Sunday, July 18, 2010

Using VMware Workstation; Time to Try VirtualBox?

A year earlier, I had tried using VirtualBox in place of VMWare Workstation as a virtualization solution.  I wondered whether I should try it again now.

I ran a search for recent comments and reviews.  A number of people had good things to say about VirtualBox.  It sounded like it had been progressing well in the year or so since Oracle bought it.  Rob Williams at Techgage listed some pros and cons.  A month after my previous try, an InfoWorld review said that VirtualBox had been gaining ground really quickly.  More recently, just a few months before this post, ZDNet's Jason Perlow did a comparison of VirtualBox 3.2 and Workstation 7.1.  Perlow said this:

In virtually all of our tests, [Workstation] matched or exceeded the performance of Oracle VM VirtualBox. Windows XP and Windows 7 32-bit and 64-bit performance was extremely snappy, and close enough to native that when we were running it in full screen mode, we couldn’t perceive the difference between “On the metal” and virtualized on our test system.
That reminded me that, once again, I was looking at a "professional" review by someone who comes in, tries the software on a fresh system, does their benchmarks, and then closes the doors and turns out the lights -- not sticking around for a few months, that is, to see how the thing holds up in everyday usage and abusage.  Perlow admitted that VirtualBox, not VMware, was his workaday tool.  But for me, by contrast, VMware Workstation 7.1 was huffing and puffing, and it had never approached the performance of a native Windows XP installation.  (Perlow also noted that VirtualBox performed well in his tests, but failed miserably when using Windows rather than Linux as the host.  I was not concerned about that; I would be using Ubuntu Linux as my host.)

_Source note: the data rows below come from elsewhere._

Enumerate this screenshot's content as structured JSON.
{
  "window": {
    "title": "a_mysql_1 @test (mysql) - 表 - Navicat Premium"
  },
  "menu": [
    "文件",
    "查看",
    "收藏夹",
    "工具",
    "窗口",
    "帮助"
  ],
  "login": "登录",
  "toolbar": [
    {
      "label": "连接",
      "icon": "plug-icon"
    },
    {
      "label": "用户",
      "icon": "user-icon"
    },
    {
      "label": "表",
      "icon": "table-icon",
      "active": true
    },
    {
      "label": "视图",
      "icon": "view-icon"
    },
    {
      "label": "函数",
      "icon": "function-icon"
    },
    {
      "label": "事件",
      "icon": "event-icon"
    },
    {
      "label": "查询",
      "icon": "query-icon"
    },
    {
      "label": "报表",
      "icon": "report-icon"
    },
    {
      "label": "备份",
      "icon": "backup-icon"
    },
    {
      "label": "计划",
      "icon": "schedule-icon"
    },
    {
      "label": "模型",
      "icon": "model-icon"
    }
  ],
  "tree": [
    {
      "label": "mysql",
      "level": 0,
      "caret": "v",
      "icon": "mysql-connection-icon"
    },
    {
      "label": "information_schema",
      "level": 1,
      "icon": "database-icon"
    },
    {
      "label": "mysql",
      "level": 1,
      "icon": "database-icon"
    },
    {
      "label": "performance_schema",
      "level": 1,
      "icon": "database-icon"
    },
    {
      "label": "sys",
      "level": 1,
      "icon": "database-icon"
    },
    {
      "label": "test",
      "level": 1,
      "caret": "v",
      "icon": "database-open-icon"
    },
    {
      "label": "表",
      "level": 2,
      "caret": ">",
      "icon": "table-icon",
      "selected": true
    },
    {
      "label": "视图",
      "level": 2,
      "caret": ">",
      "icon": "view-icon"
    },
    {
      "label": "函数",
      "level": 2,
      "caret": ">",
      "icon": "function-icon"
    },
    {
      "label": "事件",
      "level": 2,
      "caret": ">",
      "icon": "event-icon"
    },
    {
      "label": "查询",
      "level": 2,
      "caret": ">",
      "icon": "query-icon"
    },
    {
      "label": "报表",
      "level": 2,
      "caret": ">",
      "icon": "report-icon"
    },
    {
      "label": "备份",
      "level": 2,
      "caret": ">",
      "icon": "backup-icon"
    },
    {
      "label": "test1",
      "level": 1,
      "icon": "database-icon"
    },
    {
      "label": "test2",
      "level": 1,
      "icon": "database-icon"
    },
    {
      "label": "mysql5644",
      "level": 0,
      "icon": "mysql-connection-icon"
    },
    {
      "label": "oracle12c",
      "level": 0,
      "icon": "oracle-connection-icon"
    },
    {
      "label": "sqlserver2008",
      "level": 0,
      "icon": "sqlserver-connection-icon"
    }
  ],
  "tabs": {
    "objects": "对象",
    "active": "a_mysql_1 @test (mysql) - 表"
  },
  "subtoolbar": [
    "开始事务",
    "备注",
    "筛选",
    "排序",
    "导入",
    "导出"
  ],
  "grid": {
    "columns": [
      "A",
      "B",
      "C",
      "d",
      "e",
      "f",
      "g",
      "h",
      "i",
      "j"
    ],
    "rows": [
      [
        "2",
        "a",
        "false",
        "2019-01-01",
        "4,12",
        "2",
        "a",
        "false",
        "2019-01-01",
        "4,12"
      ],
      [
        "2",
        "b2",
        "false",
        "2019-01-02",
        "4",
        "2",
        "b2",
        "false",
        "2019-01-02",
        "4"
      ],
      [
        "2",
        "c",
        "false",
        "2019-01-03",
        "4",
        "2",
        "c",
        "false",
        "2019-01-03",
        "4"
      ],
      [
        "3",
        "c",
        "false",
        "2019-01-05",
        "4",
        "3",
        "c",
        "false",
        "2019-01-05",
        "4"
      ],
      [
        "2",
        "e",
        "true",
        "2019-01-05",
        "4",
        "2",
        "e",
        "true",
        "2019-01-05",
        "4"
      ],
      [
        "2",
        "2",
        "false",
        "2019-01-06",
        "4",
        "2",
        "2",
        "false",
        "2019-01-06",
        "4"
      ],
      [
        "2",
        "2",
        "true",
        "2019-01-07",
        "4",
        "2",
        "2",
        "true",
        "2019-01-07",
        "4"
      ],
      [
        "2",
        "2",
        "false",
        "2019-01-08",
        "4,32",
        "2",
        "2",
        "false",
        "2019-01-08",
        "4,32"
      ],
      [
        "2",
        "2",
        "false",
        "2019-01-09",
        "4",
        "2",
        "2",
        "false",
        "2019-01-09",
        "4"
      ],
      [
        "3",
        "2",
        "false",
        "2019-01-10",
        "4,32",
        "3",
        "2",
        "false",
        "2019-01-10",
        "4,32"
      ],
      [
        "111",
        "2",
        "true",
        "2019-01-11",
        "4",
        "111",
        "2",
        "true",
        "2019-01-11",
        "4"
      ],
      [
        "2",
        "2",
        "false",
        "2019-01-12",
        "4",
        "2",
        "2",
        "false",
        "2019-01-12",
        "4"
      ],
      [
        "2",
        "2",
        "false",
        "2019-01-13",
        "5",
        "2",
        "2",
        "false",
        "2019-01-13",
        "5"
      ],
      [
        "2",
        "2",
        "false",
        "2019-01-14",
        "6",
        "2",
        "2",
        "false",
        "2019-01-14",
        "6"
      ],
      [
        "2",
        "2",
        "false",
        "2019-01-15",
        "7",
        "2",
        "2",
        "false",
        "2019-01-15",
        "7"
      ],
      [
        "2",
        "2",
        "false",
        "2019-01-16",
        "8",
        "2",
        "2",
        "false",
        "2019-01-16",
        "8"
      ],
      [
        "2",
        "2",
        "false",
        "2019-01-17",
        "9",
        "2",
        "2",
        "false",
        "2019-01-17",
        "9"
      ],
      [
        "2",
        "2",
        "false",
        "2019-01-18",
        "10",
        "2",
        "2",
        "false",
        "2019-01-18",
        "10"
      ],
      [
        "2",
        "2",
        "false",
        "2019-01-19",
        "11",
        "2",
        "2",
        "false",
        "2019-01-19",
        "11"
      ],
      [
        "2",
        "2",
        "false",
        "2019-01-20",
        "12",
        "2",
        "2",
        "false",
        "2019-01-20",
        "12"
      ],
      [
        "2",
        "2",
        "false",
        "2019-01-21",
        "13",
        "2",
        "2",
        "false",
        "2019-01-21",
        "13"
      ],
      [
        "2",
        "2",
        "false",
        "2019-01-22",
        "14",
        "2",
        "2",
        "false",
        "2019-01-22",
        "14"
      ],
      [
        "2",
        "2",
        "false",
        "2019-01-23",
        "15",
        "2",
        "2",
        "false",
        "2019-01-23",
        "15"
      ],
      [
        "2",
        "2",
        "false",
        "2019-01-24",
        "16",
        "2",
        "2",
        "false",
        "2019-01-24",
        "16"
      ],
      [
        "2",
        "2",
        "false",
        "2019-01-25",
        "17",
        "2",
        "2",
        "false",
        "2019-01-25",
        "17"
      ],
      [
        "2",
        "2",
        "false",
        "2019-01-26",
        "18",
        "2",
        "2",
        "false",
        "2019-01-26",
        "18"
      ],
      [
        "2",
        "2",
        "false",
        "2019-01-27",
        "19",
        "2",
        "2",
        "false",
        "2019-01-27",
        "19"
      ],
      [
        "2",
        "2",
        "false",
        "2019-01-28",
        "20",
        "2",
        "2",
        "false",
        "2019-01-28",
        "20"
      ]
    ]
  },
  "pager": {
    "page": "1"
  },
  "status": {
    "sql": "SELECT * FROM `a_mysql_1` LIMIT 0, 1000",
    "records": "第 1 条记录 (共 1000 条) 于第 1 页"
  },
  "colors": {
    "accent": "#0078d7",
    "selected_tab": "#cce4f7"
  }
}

These sources reminded me of the issues that had become par for the course in my use of VMware Workstation.  There were quite a few, as readers of my many posts on VMware would know.  One, as just noted, was the slowness.  There were things I couldn't do in VMware, like video editing, because of the poor performance.  Another kind of problem was hardware-related.  While I had worked through many of those issues, as noted in previous posts, there were always others.  VMware would recognize only some USB devices, including my multifunction printer/scanner, and/or would recognize them imperfectly (i.e., permitting only some functionality).  VMware would slow to a crawl if I tried to get it to use multiple processors.  It had originally seemed to handle at least a couple of open VMs at the same time, but more recently would become unusably slow if I had more than one VM open.

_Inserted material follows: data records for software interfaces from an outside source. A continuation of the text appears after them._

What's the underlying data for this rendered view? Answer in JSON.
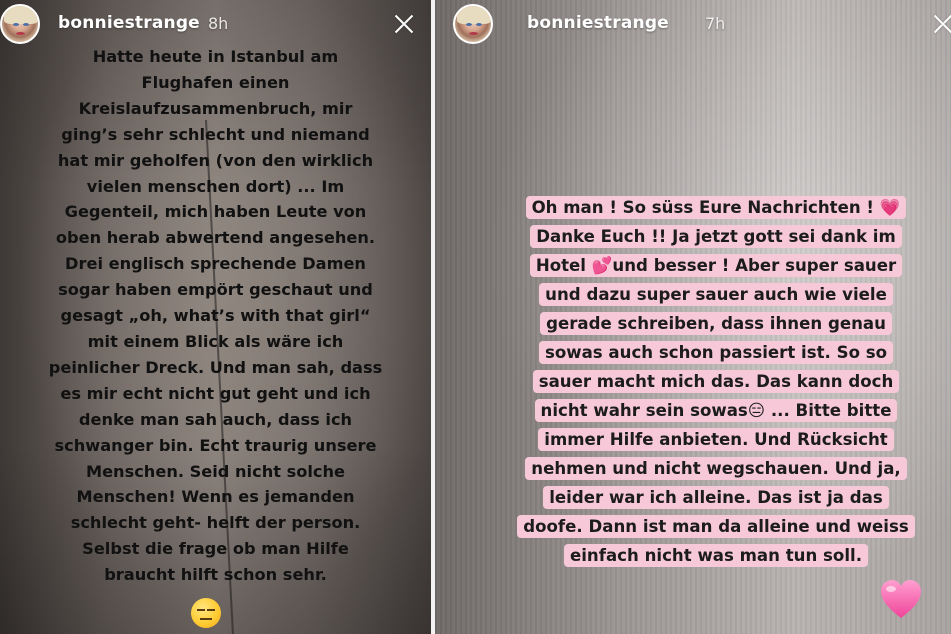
{
  "left_story": {
    "username": "bonniestrange",
    "time_ago": "8h",
    "close_icon": "close-icon",
    "text_lines": [
      "Hatte heute in Istanbul am",
      "Flughafen einen",
      "Kreislaufzusammenbruch, mir",
      "ging’s sehr schlecht und niemand",
      "hat mir geholfen (von den wirklich",
      "vielen menschen dort) ... Im",
      "Gegenteil, mich haben Leute von",
      "oben herab abwertend angesehen.",
      "Drei englisch sprechende Damen",
      "sogar haben empört geschaut und",
      "gesagt „oh, what’s with that girl“",
      "mit einem Blick als wäre ich",
      "peinlicher Dreck. Und man sah, dass",
      "es mir echt nicht gut geht und ich",
      "denke man sah auch, dass ich",
      "schwanger bin. Echt traurig unsere",
      "Menschen.  Seid nicht solche",
      "Menschen! Wenn es jemanden",
      "schlecht geht- helft der person.",
      "Selbst die frage ob man Hilfe",
      "braucht hilft schon sehr."
    ],
    "emoji": "expressionless-face-emoji"
  },
  "right_story": {
    "username": "bonniestrange",
    "time_ago": "7h",
    "close_icon": "close-icon",
    "highlight_color": "#f7c9d8",
    "text_lines": [
      "Oh man ! So süss Eure Nachrichten ! 💗",
      "Danke Euch !! Ja jetzt gott sei dank im",
      "Hotel 💕und besser ! Aber super sauer",
      "und dazu super sauer auch wie viele",
      "gerade schreiben, dass ihnen genau",
      "sowas auch schon passiert ist. So so",
      "sauer macht mich das. Das kann doch",
      "nicht wahr sein sowas😑 ... Bitte bitte",
      "immer Hilfe anbieten. Und Rücksicht",
      "nehmen und nicht wegschauen. Und ja,",
      "leider war ich alleine. Das ist ja das",
      "doofe. Dann ist man da alleine und weiss",
      "einfach nicht was man tun soll."
    ],
    "emoji": "pink-heart-emoji"
  }
}
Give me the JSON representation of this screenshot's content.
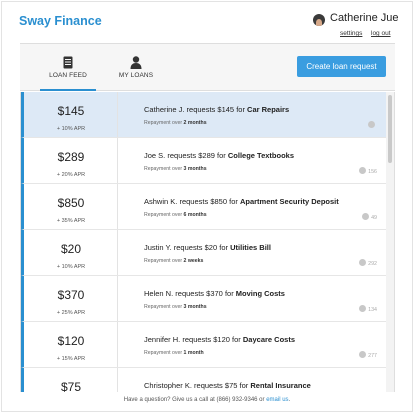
{
  "header": {
    "brand": "Sway Finance",
    "user_name": "Catherine Jue",
    "settings_label": "settings",
    "logout_label": "log out"
  },
  "toolbar": {
    "tabs": [
      {
        "label": "LOAN FEED",
        "icon": "document-icon",
        "active": true
      },
      {
        "label": "MY LOANS",
        "icon": "person-icon",
        "active": false
      }
    ],
    "create_label": "Create loan request"
  },
  "loans": [
    {
      "amount": "$145",
      "apr": "+ 10% APR",
      "name": "Catherine J.",
      "requests": "requests",
      "req_amount": "$145",
      "for": "for",
      "purpose": "Car Repairs",
      "repay_prefix": "Repayment over",
      "term": "2 months",
      "score": "",
      "selected": true
    },
    {
      "amount": "$289",
      "apr": "+ 20% APR",
      "name": "Joe S.",
      "requests": "requests",
      "req_amount": "$289",
      "for": "for",
      "purpose": "College Textbooks",
      "repay_prefix": "Repayment over",
      "term": "3 months",
      "score": "156",
      "selected": false
    },
    {
      "amount": "$850",
      "apr": "+ 35% APR",
      "name": "Ashwin K.",
      "requests": "requests",
      "req_amount": "$850",
      "for": "for",
      "purpose": "Apartment Security Deposit",
      "repay_prefix": "Repayment over",
      "term": "6 months",
      "score": "49",
      "selected": false
    },
    {
      "amount": "$20",
      "apr": "+ 10% APR",
      "name": "Justin Y.",
      "requests": "requests",
      "req_amount": "$20",
      "for": "for",
      "purpose": "Utilities Bill",
      "repay_prefix": "Repayment over",
      "term": "2 weeks",
      "score": "292",
      "selected": false
    },
    {
      "amount": "$370",
      "apr": "+ 25% APR",
      "name": "Helen N.",
      "requests": "requests",
      "req_amount": "$370",
      "for": "for",
      "purpose": "Moving Costs",
      "repay_prefix": "Repayment over",
      "term": "3 months",
      "score": "134",
      "selected": false
    },
    {
      "amount": "$120",
      "apr": "+ 15% APR",
      "name": "Jennifer H.",
      "requests": "requests",
      "req_amount": "$120",
      "for": "for",
      "purpose": "Daycare Costs",
      "repay_prefix": "Repayment over",
      "term": "1 month",
      "score": "277",
      "selected": false
    },
    {
      "amount": "$75",
      "apr": "",
      "name": "Christopher K.",
      "requests": "requests",
      "req_amount": "$75",
      "for": "for",
      "purpose": "Rental Insurance",
      "repay_prefix": "",
      "term": "",
      "score": "",
      "selected": false
    }
  ],
  "footer": {
    "text": "Have a question? Give us a call at (866) 932-9346 or",
    "link": "email us",
    "end": "."
  },
  "colors": {
    "accent": "#2a8fd0",
    "button": "#3a9de0",
    "selected_row": "#dde9f6"
  }
}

On the other hand, I knew that a switch to a new virtualization platform would require some downtime and many hours of tinkering, as well as some lost work in the process of making mistakes and learning how it worked.  I was also curious about what was going to happen with VirtualBox.  When Oracle bought Sun in 2009, some were predicting that this was awful news for open-source projects like VirtualBox.  It may be.  But Oracle has recently come out with a relatively significant new release of VirtualBox.  Before making the leap, I would like to let more time pass, so as to see whether the naysayers are wrong or whether, instead, Oracle was just cleaning out the closet, putting the last of its in-process improvements into production before marking the VirtualBox product for shelving or sale to some other tech company.

A quick check also suggested that transitioning from VMware to VirtualBox would probably entail creation of new VMs from scratch.  While there are surely countervailing opinions, what I got from the first few hits of a search on the matter leaned toward "the Fat Bloke's First Rule of VM Migration," which he stated as follows:  "Don't, if you can help it. If you can create a new vm from scratch on the new virtualization platform, you probably should."  Wand Weaver likewise said that graphics issues made it "tricky to import existing VMWare machines into VirtualBox."

I had other fish to fry.  I was in no rush to get myself into a new mess, dealing with creation of new VMs for VirtualBox at this point.  It seemed to met that the better strategy was to watch and wait, to see whether VirtualBox (or possibly some other virtualization program) would become the champ or would instead fade away.  This seemed especially advisable since a recent effort to free up some space and relocate the paging file in one of my WinXP VMs seemed to have improved performance.  So before dabbling with VirtualBox again, I decided to see what I could do to improve VMware's performance.